Reuters reported early Sunday AEDT that Internet service had returned to the capital, Damascus, and also to the central city of Homs as well most provinces.
Networking monitoring service Renesys noted that service started to be restored in a similar timeframe (about 1.30am Sunday AEDT), with routes coming through via Telecom Italia, Tata, Turktel and PCCW.
The Syrian Ministry of Communications and Technology apologised for the 52-hour long Internet outage for the country, saying it was caused by one of the main fibre optic rings linking southern Damascus with the rest of the nation.
A statement published by the government controlled Syrian Radio and Television stated that the break happened in the Damascus area, the country's capital and led to the international gateway there losing connectivity with the Internet.
The ministry acknowledged that the interruption caused "major upheaval" for national and international telecommunications as well as mobile service in Damascus and in the provinces.
According to the ministry, engineers worked around the clock under difficult conditions to repair the fault and to restore service.
It is currently looking to implement an unspecified alternative solution that will allow faster restoration in case of future disruptions.
In an analysis, web performance and security firm Cloudflare points out that Syria has four physical cables that connect it to the rest of the world.
Three are undersea, landing in the city of Tartus. A fourth goes overland through Turkey.
In a related development, on Saturday, Anonymous waded in and threatened to attack Syrian government websites in retaliation for the Internet blackout.
The hacker collective said it won't attack sites inside Syria however, but promised to focus on embassy sites outside the country.
Anonymous also clarified via Twitter that it's not going after the Syrian government sites in support of the rebel Free Syrian Army.

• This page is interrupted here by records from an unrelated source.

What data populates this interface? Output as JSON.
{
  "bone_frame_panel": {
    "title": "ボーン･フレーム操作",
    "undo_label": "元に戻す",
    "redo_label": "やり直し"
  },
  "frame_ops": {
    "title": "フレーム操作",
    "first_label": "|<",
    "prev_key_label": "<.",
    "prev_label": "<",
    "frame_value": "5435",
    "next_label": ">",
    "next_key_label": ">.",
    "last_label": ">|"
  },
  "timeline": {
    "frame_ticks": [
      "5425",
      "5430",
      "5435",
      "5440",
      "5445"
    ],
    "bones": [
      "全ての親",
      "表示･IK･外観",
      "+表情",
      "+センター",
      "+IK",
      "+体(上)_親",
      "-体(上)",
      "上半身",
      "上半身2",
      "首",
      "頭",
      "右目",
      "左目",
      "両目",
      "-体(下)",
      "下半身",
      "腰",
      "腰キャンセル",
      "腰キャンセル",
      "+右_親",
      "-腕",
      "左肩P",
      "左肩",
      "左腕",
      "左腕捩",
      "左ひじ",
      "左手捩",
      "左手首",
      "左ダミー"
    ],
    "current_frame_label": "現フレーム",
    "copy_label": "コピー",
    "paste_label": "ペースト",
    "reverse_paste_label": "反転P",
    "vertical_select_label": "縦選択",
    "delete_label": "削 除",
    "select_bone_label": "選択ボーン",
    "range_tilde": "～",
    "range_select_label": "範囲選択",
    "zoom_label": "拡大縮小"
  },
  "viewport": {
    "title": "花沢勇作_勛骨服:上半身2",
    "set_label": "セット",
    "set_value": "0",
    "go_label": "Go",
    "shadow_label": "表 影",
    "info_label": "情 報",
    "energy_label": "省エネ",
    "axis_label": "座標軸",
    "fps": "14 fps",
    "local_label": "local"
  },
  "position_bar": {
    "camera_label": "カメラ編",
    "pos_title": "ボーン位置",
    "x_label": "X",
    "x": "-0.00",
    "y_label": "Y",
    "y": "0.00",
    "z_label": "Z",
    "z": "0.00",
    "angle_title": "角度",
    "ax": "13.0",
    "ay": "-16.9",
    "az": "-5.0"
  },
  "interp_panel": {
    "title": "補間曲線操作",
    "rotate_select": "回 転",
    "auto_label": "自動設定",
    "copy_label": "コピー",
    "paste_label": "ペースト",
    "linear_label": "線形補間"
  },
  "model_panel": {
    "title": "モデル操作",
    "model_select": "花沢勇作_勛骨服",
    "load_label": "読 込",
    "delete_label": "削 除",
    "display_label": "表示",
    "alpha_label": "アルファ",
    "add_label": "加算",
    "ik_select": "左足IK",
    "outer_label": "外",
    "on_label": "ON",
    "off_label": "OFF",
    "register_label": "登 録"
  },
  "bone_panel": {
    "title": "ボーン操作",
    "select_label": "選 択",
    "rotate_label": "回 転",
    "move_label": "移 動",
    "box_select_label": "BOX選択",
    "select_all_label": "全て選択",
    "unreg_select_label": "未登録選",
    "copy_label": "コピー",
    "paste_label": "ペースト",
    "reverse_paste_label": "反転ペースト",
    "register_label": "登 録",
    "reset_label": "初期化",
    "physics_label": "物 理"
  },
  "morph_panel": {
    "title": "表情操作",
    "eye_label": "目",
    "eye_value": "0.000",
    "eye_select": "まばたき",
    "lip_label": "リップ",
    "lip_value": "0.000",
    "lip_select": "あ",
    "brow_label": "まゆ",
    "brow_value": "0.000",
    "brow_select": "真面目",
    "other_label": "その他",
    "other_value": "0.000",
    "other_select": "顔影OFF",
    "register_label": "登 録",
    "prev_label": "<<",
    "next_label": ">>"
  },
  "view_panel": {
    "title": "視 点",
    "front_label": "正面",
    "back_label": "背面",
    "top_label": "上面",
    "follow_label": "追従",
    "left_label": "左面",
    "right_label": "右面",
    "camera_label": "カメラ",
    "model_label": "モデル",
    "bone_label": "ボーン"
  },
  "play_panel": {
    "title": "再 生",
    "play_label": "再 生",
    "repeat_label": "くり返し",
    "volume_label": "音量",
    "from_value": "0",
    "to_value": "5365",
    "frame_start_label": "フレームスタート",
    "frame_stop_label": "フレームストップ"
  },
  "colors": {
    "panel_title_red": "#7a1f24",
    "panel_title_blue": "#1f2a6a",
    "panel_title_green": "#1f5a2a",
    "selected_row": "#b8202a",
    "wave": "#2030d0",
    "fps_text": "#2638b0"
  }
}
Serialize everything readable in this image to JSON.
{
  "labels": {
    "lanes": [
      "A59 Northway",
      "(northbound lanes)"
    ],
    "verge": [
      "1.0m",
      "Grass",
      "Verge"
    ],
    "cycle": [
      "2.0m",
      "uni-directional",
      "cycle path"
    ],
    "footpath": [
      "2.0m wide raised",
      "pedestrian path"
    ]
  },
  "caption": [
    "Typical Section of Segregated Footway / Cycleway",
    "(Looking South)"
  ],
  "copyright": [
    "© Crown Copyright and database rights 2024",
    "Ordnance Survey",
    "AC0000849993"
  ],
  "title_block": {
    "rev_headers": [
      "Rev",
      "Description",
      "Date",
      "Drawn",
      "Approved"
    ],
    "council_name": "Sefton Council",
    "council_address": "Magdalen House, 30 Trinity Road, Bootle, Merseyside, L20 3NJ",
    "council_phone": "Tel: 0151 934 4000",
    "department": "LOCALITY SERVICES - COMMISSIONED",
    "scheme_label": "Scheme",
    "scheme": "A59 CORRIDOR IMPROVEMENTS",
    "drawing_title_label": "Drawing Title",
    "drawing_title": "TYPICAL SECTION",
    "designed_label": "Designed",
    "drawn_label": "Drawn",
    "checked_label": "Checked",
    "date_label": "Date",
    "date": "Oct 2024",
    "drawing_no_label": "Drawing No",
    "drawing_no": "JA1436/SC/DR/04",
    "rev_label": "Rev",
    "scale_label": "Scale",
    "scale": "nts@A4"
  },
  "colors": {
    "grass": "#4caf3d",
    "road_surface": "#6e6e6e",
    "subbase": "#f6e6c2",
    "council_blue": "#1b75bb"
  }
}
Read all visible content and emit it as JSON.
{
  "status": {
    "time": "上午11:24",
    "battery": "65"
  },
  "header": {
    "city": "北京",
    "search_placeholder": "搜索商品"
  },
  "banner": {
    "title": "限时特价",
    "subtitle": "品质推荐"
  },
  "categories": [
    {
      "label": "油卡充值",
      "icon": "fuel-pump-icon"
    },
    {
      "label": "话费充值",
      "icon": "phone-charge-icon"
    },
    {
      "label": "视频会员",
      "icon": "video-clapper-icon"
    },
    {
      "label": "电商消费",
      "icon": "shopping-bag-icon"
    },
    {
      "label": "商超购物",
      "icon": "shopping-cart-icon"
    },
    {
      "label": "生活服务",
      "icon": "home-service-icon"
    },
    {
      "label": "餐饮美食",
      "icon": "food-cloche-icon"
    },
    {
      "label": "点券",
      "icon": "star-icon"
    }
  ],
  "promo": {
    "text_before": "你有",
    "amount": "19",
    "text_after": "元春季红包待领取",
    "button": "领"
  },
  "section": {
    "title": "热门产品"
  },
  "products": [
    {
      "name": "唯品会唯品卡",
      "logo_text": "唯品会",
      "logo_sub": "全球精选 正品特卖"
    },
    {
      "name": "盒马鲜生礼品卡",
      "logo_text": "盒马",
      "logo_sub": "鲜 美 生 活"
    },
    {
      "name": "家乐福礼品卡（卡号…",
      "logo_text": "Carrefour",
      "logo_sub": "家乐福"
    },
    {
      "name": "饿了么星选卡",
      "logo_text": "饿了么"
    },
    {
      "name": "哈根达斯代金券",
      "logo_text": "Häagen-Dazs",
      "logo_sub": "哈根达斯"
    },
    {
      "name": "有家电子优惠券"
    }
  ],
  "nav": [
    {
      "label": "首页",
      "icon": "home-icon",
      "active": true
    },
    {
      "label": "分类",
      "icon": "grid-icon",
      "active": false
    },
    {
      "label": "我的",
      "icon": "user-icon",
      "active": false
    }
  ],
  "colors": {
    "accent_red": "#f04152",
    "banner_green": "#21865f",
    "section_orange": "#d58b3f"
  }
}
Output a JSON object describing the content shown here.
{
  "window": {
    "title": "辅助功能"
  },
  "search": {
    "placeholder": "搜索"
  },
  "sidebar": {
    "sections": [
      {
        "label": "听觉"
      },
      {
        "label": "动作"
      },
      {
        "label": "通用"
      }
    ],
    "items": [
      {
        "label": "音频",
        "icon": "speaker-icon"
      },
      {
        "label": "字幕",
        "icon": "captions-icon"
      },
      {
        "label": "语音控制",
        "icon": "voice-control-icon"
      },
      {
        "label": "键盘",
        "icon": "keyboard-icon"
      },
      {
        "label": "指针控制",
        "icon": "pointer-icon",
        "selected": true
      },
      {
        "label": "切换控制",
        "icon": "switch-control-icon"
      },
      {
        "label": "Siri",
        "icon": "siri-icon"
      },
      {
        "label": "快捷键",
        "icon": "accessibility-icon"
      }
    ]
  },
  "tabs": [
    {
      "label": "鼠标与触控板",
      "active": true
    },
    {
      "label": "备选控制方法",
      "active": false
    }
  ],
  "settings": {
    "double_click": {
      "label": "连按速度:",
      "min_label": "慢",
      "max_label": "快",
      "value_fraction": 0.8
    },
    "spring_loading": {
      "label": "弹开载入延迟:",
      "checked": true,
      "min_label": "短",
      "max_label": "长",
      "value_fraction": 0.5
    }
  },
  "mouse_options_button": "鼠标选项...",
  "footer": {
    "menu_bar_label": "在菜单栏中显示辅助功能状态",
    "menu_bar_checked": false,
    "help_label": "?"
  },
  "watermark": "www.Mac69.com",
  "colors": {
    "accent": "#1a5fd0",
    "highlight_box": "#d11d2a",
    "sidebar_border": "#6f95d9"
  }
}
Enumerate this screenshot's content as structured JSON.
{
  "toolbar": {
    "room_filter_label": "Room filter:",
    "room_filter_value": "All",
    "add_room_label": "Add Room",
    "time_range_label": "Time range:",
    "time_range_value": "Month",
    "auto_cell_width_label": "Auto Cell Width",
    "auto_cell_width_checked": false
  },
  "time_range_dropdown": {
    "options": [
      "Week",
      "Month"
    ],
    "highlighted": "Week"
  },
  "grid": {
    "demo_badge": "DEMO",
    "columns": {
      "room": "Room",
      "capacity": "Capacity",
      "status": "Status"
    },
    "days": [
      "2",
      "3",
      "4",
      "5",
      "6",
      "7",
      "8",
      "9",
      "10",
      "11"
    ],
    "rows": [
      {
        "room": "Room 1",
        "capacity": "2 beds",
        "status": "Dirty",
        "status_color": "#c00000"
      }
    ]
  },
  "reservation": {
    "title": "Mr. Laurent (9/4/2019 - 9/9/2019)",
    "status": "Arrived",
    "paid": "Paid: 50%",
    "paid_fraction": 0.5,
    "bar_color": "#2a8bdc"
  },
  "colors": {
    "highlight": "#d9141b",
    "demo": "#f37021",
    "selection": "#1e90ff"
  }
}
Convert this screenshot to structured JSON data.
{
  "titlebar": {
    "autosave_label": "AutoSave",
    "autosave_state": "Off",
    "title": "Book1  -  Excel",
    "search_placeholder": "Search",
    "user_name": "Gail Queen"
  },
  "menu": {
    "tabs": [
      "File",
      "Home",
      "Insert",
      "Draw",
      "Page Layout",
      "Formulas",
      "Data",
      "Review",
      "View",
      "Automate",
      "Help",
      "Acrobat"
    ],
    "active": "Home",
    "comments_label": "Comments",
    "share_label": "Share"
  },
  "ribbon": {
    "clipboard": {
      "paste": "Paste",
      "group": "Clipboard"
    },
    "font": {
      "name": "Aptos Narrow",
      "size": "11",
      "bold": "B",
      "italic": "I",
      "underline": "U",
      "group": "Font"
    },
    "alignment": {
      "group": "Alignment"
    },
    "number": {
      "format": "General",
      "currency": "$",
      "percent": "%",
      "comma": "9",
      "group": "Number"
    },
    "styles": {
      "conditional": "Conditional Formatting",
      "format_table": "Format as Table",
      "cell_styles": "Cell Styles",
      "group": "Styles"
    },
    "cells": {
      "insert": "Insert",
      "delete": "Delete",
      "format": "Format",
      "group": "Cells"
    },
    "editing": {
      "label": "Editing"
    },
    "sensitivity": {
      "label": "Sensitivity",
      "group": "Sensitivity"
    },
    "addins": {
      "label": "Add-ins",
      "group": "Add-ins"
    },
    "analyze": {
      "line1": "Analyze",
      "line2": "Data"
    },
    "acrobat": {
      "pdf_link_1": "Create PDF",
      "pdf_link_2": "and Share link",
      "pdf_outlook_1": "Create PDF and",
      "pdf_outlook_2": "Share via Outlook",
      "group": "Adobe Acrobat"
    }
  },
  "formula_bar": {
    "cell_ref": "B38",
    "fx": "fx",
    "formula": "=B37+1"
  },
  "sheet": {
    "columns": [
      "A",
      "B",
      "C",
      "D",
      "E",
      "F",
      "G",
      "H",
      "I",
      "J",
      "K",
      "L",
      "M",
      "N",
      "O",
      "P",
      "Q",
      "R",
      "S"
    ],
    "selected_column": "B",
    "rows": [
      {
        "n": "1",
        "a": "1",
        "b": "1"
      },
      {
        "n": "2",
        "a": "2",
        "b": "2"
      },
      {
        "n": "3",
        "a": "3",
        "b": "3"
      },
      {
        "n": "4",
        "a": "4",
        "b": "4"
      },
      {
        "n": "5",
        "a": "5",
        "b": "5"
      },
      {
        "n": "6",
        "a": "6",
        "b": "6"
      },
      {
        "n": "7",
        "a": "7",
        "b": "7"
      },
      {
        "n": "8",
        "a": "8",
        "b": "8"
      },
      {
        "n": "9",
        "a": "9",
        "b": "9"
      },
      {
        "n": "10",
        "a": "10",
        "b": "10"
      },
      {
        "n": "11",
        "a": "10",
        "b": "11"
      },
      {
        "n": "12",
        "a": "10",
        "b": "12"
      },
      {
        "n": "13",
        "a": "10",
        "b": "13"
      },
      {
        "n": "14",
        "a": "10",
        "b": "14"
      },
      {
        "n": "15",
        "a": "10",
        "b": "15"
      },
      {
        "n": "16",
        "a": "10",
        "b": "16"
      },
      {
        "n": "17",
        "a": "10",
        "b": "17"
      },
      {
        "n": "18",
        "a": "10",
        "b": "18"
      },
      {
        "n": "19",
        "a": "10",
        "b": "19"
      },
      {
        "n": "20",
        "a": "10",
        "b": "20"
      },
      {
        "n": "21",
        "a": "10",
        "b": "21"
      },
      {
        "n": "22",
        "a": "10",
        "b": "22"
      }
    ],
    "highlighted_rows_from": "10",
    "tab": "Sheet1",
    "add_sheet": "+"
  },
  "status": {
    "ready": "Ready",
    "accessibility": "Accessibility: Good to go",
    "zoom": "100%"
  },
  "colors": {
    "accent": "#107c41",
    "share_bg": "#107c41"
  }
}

No reports have been received of Syrian embassy sites being inaccessible or defaced at the time of publication.